(Seychelles News Agency) - It’s the first conservation success story of its kind in the world: the Seychelles warbler (Acrocephalus sechellensis) was one of the most threatened bird species in the world in the 1960s – down to a total population of only 26 birds, conservation experts had to move fast to avert the birds from becoming entirely extinct.
After decades of ongoing habitat rehabilitation on the last remaining island where the birds were found in the wild, the warbler’s future looks a lot brighter, thanks to efforts by local NGO Nature Seychelles, a Birdlife International partner. With the total population now in the thousands, the organisation captured 59 birds from Cousin Island and transferred them by helicopter to the private resort island of Frégate in the Seychelles in December 2011, which is now the fifth island where these birds live.

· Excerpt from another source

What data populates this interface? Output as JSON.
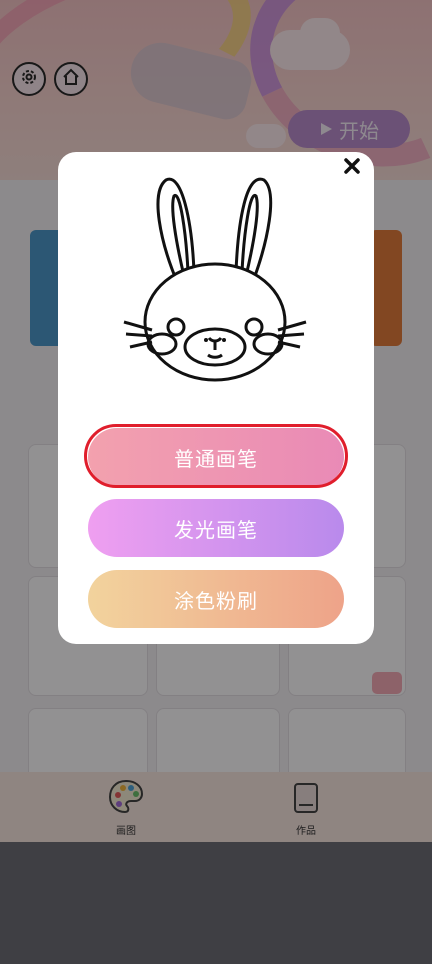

According to a new study published in Conservation Evidence this month, the birds have increased to over 80 individuals, including 42 birds hatched on Frégate, after a census was carried out on the island in June last year.
The project was funded by an $18,000 Disney Worldwide Conservation Fund grant to Nature Seychelles through the Royal Society for the Protection of Birds (BirdLife International’s UK arm), the Seychelles Warbler Research Group (a collaboration between the Universities of East Anglia and Sheffield in the UK, and the University of Groningen, Netherlands) and Frégate Island Private.